  33. Szekely Y, Lichter Y, Topilsky Y, et al. Spectrum of cardiac manifestations in COVID-19: A systematic echocardiographic study. Circulation. 2020; 142(4): 342–353.
  34. Mongodi S, Bouhemad B, Orlando A, et al. Modified lung ultrasound score for assessing and monitoring pulmonary aeration. Ultraschall Med. 2017; 38(5): 530–537.
  35. Bouhemad B, Mongodi S, Via G, et al. Ultrasound for "lung monitoring" of ventilated patients. Anesthesiology. 2015; 122(2): 437–447.

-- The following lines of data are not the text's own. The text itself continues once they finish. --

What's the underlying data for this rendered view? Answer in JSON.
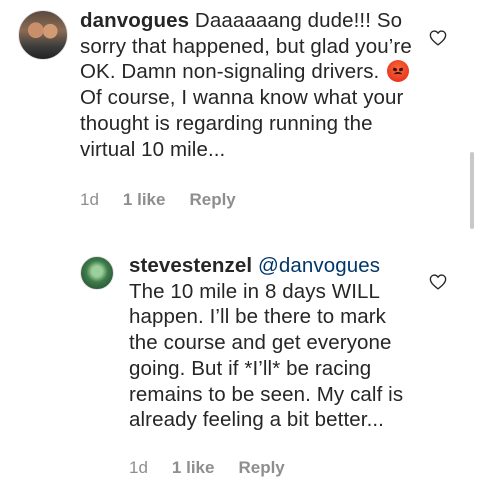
{
  "comments": [
    {
      "username": "danvogues",
      "text_before_emoji": " Daaaaaang dude!!! So sorry that happened, but glad you’re OK. Damn non-signaling drivers. ",
      "emoji": "angry-face-emoji",
      "text_after_emoji": " Of course, I wanna know what your thought is regarding running the virtual 10 mile...",
      "time": "1d",
      "likes": "1 like",
      "reply_label": "Reply"
    },
    {
      "username": "stevestenzel",
      "mention": "@danvogues",
      "text": " The 10 mile in 8 days WILL happen. I’ll be there to mark the course and get everyone going. But if *I’ll* be racing remains to be seen. My calf is already feeling a bit better...",
      "time": "1d",
      "likes": "1 like",
      "reply_label": "Reply"
    }
  ],
  "icons": {
    "like": "heart-outline-icon",
    "avatar1": "user-avatar",
    "avatar2": "user-avatar"
  },
  "colors": {
    "text": "#262626",
    "meta": "#8e8e8e",
    "mention": "#00376b",
    "background": "#ffffff"
  }
}
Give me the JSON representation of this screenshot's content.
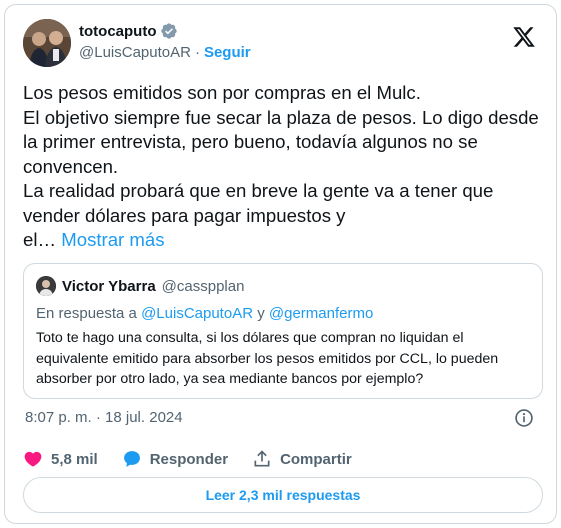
{
  "tweet": {
    "author": {
      "display_name": "totocaputo",
      "handle": "@LuisCaputoAR",
      "separator": "·",
      "follow_label": "Seguir",
      "verified_icon": "verified-badge-icon"
    },
    "body": "Los pesos emitidos son por compras en el Mulc.\nEl objetivo siempre fue secar la plaza de pesos. Lo digo desde la primer entrevista, pero bueno, todavía algunos no se convencen.\nLa realidad probará que en breve la gente va a tener que vender dólares para pagar impuestos y\nel… ",
    "show_more_label": "Mostrar más",
    "quoted": {
      "display_name": "Victor Ybarra",
      "handle": "@casspplan",
      "reply_prefix": "En respuesta a ",
      "reply_mention_1": "@LuisCaputoAR",
      "reply_and": " y ",
      "reply_mention_2": "@germanfermo",
      "text": "Toto te hago una consulta, si los dólares que compran no liquidan el equivalente emitido para absorber los pesos emitidos por CCL, lo pueden absorber por otro lado, ya sea mediante bancos por ejemplo?"
    },
    "timestamp": "8:07 p. m. · 18 jul. 2024",
    "actions": {
      "likes": "5,8 mil",
      "reply_label": "Responder",
      "share_label": "Compartir"
    },
    "read_replies_label": "Leer 2,3 mil respuestas"
  },
  "colors": {
    "accent": "#1d9bf0",
    "like": "#f91880",
    "muted": "#536471",
    "border": "#cfd9de"
  }
}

  36. ATS Committee on Proficiency Standards for Clinical Pulmonary Function Laboratories. ATS statement: guidelines for the six-minute walk test. Am J Respir Crit Care Med. 2002; 166(1): 111–117.
  37. Enright PL, Sherrill DL. Reference equations for the six-minute walk in healthy adults. Am J Respir Crit Care Med. 1998; 158(5 Pt 1): 1384–1387.
  38. Alemanno F, Houdayer E, Parma A, et al. COVID-19 cognitive deficits after respiratory assistance in the subacute phase: A COVID-rehabilitation unit experience. PLoS One. 2021; 16(2): e0246590.